- Natural areas
- Contact information
- For information on State Natural Areas, contact:
- Thomas Meyer
Natural areas conservation biologist
Wisconsin State Natural Areas Program Koro Railroad Prairie (No. 225)
Along the Mascoutin Valley State Trail, Winnebago County. T17N-R14E, Section 17 W½SW¼. 3 acres.
Koro Prairie features a stretch of high-quality mesic prairie with many species of native prairie plants. Dominated by big bluestem, this site contians other common mesic prairie species such as switch grass, New Jersey tea, prairie dock, stiff goldenrod, and spiderwort. This remnant is especially noteworthy because of its location at the northeastern edge of the prairie-oak savanna region in Wisconsin. The site runs along an abandoned railroad right-of-way and frequent fires sparked by the trains helped maintain the fire-adapted prairie vegetation. Other species include mountain mint, shooting star, false dandelion, narrow-leaved loosestrife, turk's cap lily, culver's root, and Riddell's goldenrod. Koro Prairie is owned by Winnebago County and was designated a State Natural Area in 1990.
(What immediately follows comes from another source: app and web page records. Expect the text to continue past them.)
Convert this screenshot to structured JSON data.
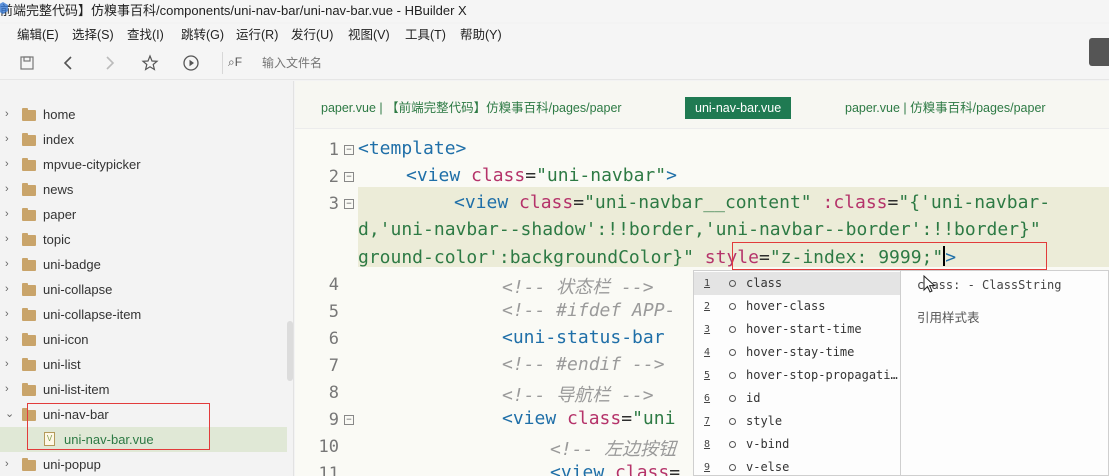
{
  "window": {
    "title": "前端完整代码】仿糗事百科/components/uni-nav-bar/uni-nav-bar.vue - HBuilder X"
  },
  "menu": [
    "编辑(E)",
    "选择(S)",
    "查找(I)",
    "跳转(G)",
    "运行(R)",
    "发行(U)",
    "视图(V)",
    "工具(T)",
    "帮助(Y)"
  ],
  "toolbar": {
    "search_label": "F",
    "search_placeholder": "输入文件名"
  },
  "sidebar": {
    "items": [
      {
        "label": "home",
        "type": "folder",
        "expanded": false
      },
      {
        "label": "index",
        "type": "folder",
        "expanded": false
      },
      {
        "label": "mpvue-citypicker",
        "type": "folder",
        "expanded": false
      },
      {
        "label": "news",
        "type": "folder",
        "expanded": false
      },
      {
        "label": "paper",
        "type": "folder",
        "expanded": false
      },
      {
        "label": "topic",
        "type": "folder",
        "expanded": false
      },
      {
        "label": "uni-badge",
        "type": "folder",
        "expanded": false
      },
      {
        "label": "uni-collapse",
        "type": "folder",
        "expanded": false
      },
      {
        "label": "uni-collapse-item",
        "type": "folder",
        "expanded": false
      },
      {
        "label": "uni-icon",
        "type": "folder",
        "expanded": false
      },
      {
        "label": "uni-list",
        "type": "folder",
        "expanded": false
      },
      {
        "label": "uni-list-item",
        "type": "folder",
        "expanded": false
      },
      {
        "label": "uni-nav-bar",
        "type": "folder",
        "expanded": true
      },
      {
        "label": "uni-nav-bar.vue",
        "type": "file",
        "selected": true
      },
      {
        "label": "uni-popup",
        "type": "folder",
        "expanded": false
      }
    ]
  },
  "tabs": [
    {
      "label": "paper.vue | 【前端完整代码】仿糗事百科/pages/paper",
      "active": false
    },
    {
      "label": "uni-nav-bar.vue",
      "active": true
    },
    {
      "label": "paper.vue | 仿糗事百科/pages/paper",
      "active": false
    }
  ],
  "code": {
    "line_numbers": [
      "1",
      "2",
      "3",
      "4",
      "5",
      "6",
      "7",
      "8",
      "9",
      "10",
      "11"
    ],
    "l1": "<template>",
    "l2_tag": "<view ",
    "l2_attr": "class",
    "l2_str": "\"uni-navbar\"",
    "l2_end": ">",
    "l3a_tag": "<view ",
    "l3a_attr": "class",
    "l3a_str": "\"uni-navbar__content\"",
    "l3a_attr2": ":class",
    "l3a_str2": "\"{'uni-navbar-",
    "l3b": "d,'uni-navbar--shadow':!!border,'uni-navbar--border':!!border}\"",
    "l3c_str": "ground-color':backgroundColor}\"",
    "l3c_attr": "style",
    "l3c_val": "\"z-index: 9999;\"",
    "l3c_end": ">",
    "l4": "<!-- 状态栏 -->",
    "l5": "<!-- #ifdef APP-",
    "l6": "<uni-status-bar",
    "l7": "<!-- #endif -->",
    "l8": "<!-- 导航栏 -->",
    "l9_tag": "<view ",
    "l9_attr": "class",
    "l9_str": "\"uni",
    "l10": "<!-- 左边按钮",
    "l11_tag": "<view ",
    "l11_attr": "class"
  },
  "autocomplete": {
    "items": [
      {
        "num": "1",
        "label": "class",
        "selected": true
      },
      {
        "num": "2",
        "label": "hover-class"
      },
      {
        "num": "3",
        "label": "hover-start-time"
      },
      {
        "num": "4",
        "label": "hover-stay-time"
      },
      {
        "num": "5",
        "label": "hover-stop-propagati…"
      },
      {
        "num": "6",
        "label": "id"
      },
      {
        "num": "7",
        "label": "style"
      },
      {
        "num": "8",
        "label": "v-bind"
      },
      {
        "num": "9",
        "label": "v-else"
      }
    ],
    "detail_signature": "class: - ClassString",
    "detail_doc": "引用样式表"
  }
}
From the intersection of County Highways V and E just west of Rush Lake, go west on V one mile, then north on Koro Road 1.25 miles to the Winnebago County Recreational Trail. The site starts at the road and continues east along the trail for 0.4 mile.
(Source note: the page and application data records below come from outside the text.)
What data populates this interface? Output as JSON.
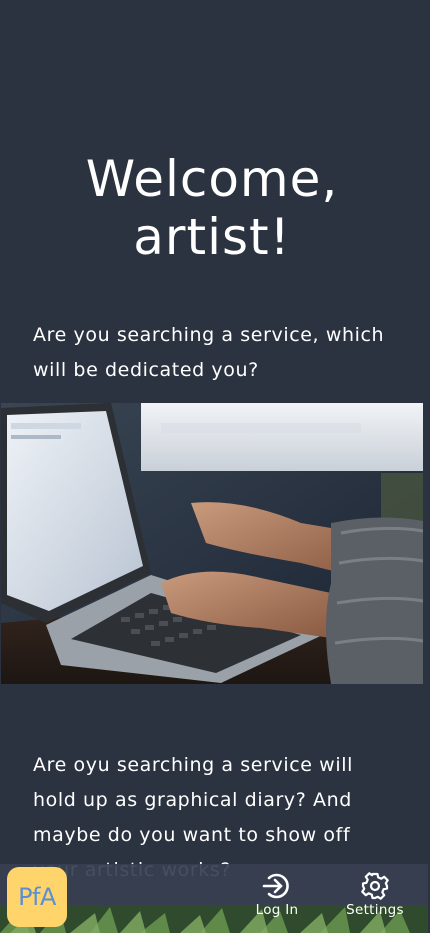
{
  "header": {
    "title": "Welcome, artist!"
  },
  "intro": {
    "paragraph_1": "Are you searching a service, which will be dedicated you?",
    "paragraph_2": "Are oyu searching a service will hold up as graphical diary? And maybe do you want to show off your artistic works?"
  },
  "hero_image": {
    "subject": "hands typing on a laptop"
  },
  "bottom_nav": {
    "logo_text": "PfA",
    "items": [
      {
        "label": "Log In",
        "icon": "login-icon"
      },
      {
        "label": "Settings",
        "icon": "gear-icon"
      }
    ]
  },
  "colors": {
    "background": "#2b3340",
    "logo_bg": "#ffd56b",
    "logo_text": "#5a8fd6",
    "text": "#ffffff"
  }
}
Koro Railroad Prairie is owned by:
- Winnebago County
The DNR's state natural areas program is comprised of lands owned by the state, private conservation organizations, municipalities, other governmental agencies, educational institutions and private individuals. While the majority of SNAs are open to the public, access may vary according to individual ownership policies. Public use restrictions may apply due to public safety, or to protect endangered or threatened species or unique natural features. Lands may be temporarily closed due to specific management activities. Users are encouraged to contact the landowner for more specific details.
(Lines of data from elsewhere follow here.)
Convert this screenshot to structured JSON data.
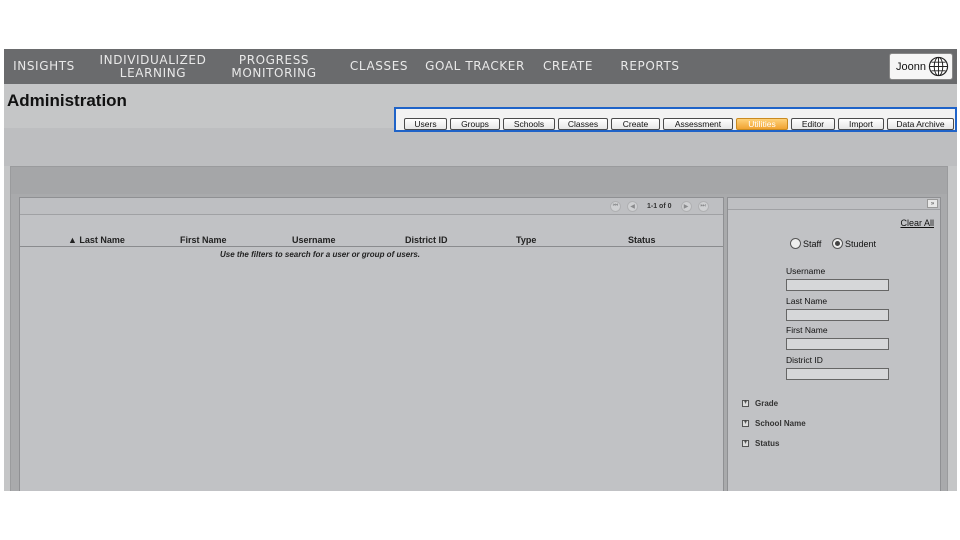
{
  "nav": {
    "items": [
      {
        "line1": "INSIGHTS",
        "line2": ""
      },
      {
        "line1": "INDIVIDUALIZED",
        "line2": "LEARNING"
      },
      {
        "line1": "PROGRESS",
        "line2": "MONITORING"
      },
      {
        "line1": "CLASSES",
        "line2": ""
      },
      {
        "line1": "GOAL TRACKER",
        "line2": ""
      },
      {
        "line1": "CREATE",
        "line2": ""
      },
      {
        "line1": "REPORTS",
        "line2": ""
      }
    ],
    "user_name": "Joonn"
  },
  "page": {
    "title": "Administration"
  },
  "tabs": [
    {
      "label": "Users",
      "active": false
    },
    {
      "label": "Groups",
      "active": false
    },
    {
      "label": "Schools",
      "active": false
    },
    {
      "label": "Classes",
      "active": false
    },
    {
      "label": "Create",
      "active": false
    },
    {
      "label": "Assessment",
      "active": false
    },
    {
      "label": "Utilities",
      "active": true
    },
    {
      "label": "Editor",
      "active": false
    },
    {
      "label": "Import",
      "active": false
    },
    {
      "label": "Data Archive",
      "active": false
    }
  ],
  "results": {
    "pager_text": "1-1 of 0",
    "columns": [
      {
        "label": "▲ Last Name"
      },
      {
        "label": "First Name"
      },
      {
        "label": "Username"
      },
      {
        "label": "District ID"
      },
      {
        "label": "Type"
      },
      {
        "label": "Status"
      }
    ],
    "empty_message": "Use the filters to search for a user or group of users."
  },
  "filters": {
    "clear_all": "Clear All",
    "radio_staff": "Staff",
    "radio_student": "Student",
    "selected": "Student",
    "fields": [
      {
        "label": "Username",
        "value": ""
      },
      {
        "label": "Last Name",
        "value": ""
      },
      {
        "label": "First Name",
        "value": ""
      },
      {
        "label": "District ID",
        "value": ""
      }
    ],
    "expanders": [
      {
        "label": "Grade"
      },
      {
        "label": "School Name"
      },
      {
        "label": "Status"
      }
    ]
  },
  "colors": {
    "nav_bg": "#6a6b6d",
    "tab_active": "#f0a331",
    "highlight_border": "#1f63c8"
  }
}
The data shown on these maps have been obtained from various sources, and are of varying age, reliability, and resolution. The data may contain errors or omissions and should not be interpreted as a legal representation of legal ownership boundaries.
Very few State Natural Areas have public facilities, but nearly all are open for a variety of recreational activities as indicated below. Generally, there are no picnic areas, restrooms, or other developments. Parking lots or designated parking areas are noted on individual SNA pages and maps. Trails, if present, are typically undesignated footpaths. If a developed trail is present, it will normally be noted on the SNA map and/or under the "Access" tab. A compass and topographic map or a GPS unit are useful tools for exploring larger, isolated SNAs.
Hunting and trapping
This is a non-DNR owned SNA: Opportunities for hunting and trapping depend on the land owner. Please contact them directly to find out about their rules for hunting and trapping. You can find a link to other owner websites under the "Resource links" heading above. More details regarding allowable uses of this non-DNR owned SNA may be posted, if available, under the "Access" tab above.
Other allowable activities such as - but not limited to camping, geocaching and bicycling are determined by the landowner. Please contact them directly or visit their websites for details.